-- Extracted entries follows --
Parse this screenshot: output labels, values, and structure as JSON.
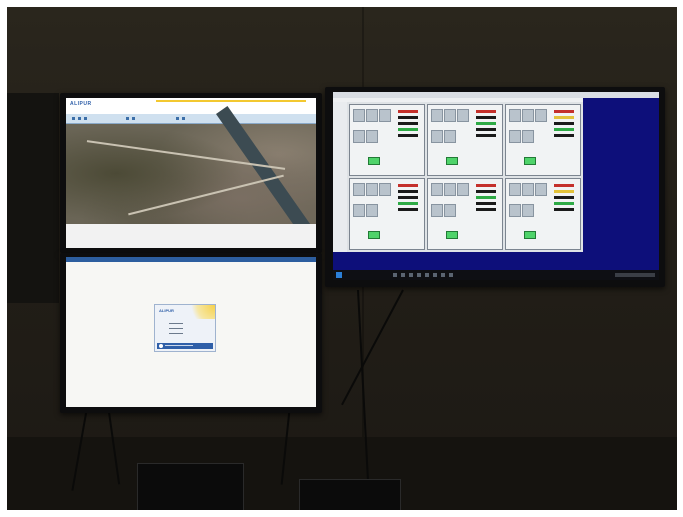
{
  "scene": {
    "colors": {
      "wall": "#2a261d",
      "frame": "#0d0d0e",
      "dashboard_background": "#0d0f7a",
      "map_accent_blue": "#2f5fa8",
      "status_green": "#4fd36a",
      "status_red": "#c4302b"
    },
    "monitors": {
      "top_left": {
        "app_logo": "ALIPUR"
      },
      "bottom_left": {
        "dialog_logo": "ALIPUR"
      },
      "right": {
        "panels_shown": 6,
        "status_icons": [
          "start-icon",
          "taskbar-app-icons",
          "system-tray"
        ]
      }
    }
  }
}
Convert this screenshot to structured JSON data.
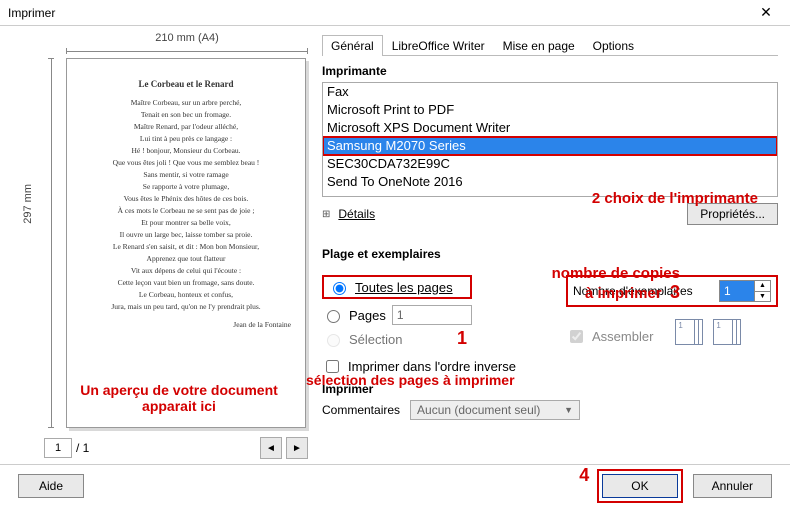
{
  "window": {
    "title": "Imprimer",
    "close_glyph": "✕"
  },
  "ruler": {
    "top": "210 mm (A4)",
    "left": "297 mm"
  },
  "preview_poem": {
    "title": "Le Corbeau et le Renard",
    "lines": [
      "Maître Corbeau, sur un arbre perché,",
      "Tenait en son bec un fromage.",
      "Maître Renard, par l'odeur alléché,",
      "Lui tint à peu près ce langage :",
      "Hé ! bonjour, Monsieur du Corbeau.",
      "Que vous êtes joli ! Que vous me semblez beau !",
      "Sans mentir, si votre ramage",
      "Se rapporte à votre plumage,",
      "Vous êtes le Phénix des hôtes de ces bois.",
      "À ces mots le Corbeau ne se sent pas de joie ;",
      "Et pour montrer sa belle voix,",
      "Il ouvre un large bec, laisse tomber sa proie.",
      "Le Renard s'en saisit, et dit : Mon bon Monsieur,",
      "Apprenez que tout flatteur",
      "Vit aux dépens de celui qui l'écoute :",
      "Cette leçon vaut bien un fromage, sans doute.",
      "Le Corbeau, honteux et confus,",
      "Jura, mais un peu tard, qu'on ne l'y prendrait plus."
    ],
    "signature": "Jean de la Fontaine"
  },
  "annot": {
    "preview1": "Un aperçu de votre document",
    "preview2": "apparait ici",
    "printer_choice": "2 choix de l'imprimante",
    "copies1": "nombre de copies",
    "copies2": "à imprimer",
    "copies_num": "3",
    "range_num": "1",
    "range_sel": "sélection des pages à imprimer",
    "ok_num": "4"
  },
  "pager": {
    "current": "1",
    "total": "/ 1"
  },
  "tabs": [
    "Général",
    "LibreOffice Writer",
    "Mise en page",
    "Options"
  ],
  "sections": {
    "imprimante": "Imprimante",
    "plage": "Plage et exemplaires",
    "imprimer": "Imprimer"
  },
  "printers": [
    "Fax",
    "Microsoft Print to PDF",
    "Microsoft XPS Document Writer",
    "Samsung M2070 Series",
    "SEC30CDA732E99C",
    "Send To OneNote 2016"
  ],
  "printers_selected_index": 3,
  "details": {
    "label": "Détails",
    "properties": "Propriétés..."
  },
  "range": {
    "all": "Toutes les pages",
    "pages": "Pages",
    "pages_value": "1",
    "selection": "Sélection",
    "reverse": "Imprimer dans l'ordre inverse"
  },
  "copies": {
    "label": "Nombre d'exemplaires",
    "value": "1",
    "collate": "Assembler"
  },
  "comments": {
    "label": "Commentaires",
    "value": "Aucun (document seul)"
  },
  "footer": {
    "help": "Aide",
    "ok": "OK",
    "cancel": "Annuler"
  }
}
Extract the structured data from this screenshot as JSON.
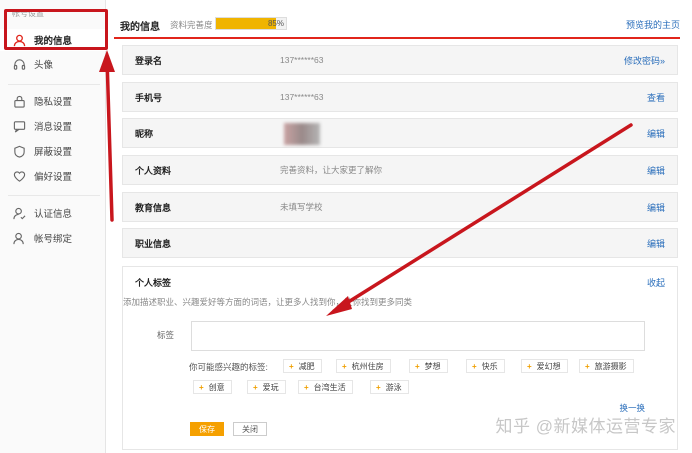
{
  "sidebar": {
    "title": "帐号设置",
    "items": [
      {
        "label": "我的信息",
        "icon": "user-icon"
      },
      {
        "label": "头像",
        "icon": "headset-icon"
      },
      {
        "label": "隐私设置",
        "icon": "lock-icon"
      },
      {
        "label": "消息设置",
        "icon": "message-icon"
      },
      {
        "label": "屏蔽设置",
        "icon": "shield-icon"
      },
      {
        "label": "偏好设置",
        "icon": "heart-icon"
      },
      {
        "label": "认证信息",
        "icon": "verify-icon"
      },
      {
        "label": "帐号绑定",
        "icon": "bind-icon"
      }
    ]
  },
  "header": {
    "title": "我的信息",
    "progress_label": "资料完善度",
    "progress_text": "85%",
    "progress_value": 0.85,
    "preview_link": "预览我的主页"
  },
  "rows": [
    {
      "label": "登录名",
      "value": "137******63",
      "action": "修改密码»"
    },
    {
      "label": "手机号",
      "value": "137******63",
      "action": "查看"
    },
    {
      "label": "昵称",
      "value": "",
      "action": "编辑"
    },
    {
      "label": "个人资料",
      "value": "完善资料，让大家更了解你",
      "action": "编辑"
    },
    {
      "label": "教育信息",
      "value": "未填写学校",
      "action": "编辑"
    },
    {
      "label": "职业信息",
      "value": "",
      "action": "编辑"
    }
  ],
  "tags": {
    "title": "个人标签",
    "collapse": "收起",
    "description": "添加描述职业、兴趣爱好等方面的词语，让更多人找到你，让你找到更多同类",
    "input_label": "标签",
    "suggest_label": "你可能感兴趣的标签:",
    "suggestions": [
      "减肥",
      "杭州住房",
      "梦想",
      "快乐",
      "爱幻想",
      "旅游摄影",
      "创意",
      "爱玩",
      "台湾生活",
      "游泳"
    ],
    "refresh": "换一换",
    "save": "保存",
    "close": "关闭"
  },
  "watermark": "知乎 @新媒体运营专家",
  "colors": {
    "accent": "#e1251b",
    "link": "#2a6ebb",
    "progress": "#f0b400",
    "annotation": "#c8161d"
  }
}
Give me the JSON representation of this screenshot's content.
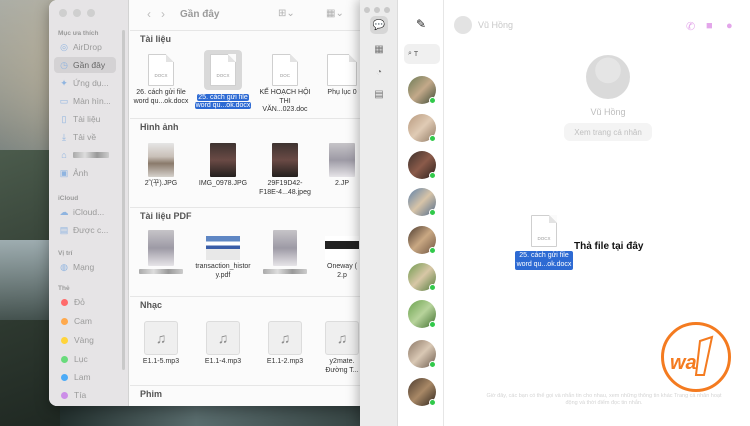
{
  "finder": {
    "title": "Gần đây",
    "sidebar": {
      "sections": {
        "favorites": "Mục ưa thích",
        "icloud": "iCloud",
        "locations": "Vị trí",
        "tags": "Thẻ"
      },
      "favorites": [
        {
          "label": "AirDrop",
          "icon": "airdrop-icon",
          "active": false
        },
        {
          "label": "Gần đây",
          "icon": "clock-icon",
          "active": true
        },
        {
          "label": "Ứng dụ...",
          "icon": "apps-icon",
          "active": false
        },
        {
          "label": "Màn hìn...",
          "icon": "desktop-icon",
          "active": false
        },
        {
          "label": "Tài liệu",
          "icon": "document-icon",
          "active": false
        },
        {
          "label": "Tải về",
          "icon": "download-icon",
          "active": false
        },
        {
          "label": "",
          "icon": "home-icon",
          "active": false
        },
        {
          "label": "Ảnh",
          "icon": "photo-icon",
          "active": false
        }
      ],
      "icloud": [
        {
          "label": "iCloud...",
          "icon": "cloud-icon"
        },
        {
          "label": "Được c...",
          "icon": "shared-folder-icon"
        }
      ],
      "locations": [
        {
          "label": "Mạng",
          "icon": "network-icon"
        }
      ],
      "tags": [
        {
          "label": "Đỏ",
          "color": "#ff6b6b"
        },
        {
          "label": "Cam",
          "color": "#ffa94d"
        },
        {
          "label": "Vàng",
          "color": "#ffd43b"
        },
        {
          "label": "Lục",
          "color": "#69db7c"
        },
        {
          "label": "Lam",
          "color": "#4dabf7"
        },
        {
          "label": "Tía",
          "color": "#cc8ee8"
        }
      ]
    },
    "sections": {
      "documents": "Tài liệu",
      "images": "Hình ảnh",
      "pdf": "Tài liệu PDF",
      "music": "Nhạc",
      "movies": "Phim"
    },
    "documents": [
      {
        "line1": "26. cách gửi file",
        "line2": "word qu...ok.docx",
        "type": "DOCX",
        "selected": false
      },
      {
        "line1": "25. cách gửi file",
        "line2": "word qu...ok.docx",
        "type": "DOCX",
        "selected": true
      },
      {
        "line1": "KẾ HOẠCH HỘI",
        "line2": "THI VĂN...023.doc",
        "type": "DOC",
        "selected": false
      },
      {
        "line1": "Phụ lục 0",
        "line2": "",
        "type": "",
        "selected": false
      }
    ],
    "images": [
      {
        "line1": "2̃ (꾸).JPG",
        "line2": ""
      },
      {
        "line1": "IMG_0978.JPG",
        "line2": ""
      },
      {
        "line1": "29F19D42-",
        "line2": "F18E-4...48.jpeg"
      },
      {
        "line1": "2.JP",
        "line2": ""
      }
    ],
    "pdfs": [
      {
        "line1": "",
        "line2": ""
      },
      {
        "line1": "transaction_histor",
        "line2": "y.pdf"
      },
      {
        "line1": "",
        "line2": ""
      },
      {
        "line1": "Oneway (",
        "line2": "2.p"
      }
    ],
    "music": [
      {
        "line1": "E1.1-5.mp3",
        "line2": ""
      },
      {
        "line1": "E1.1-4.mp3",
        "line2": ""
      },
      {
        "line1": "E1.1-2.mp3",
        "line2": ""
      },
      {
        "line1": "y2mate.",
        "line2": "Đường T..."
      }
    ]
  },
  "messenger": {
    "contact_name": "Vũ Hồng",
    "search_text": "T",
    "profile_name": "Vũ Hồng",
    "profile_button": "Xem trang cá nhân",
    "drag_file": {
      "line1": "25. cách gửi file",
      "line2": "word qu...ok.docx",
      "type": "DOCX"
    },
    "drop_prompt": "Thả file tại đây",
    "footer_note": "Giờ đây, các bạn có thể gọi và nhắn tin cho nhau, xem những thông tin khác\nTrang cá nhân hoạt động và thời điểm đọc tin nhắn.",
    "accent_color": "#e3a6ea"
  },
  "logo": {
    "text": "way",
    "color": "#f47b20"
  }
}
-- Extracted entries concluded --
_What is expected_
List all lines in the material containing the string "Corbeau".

_Task solution_
    "title": "Le Corbeau et le Renard",
      "Maître Corbeau, sur un arbre perché,",
      "Hé ! bonjour, Monsieur du Corbeau.",
      "À ces mots le Corbeau ne se sent pas de joie ;",
      "Le Corbeau, honteux et confus,",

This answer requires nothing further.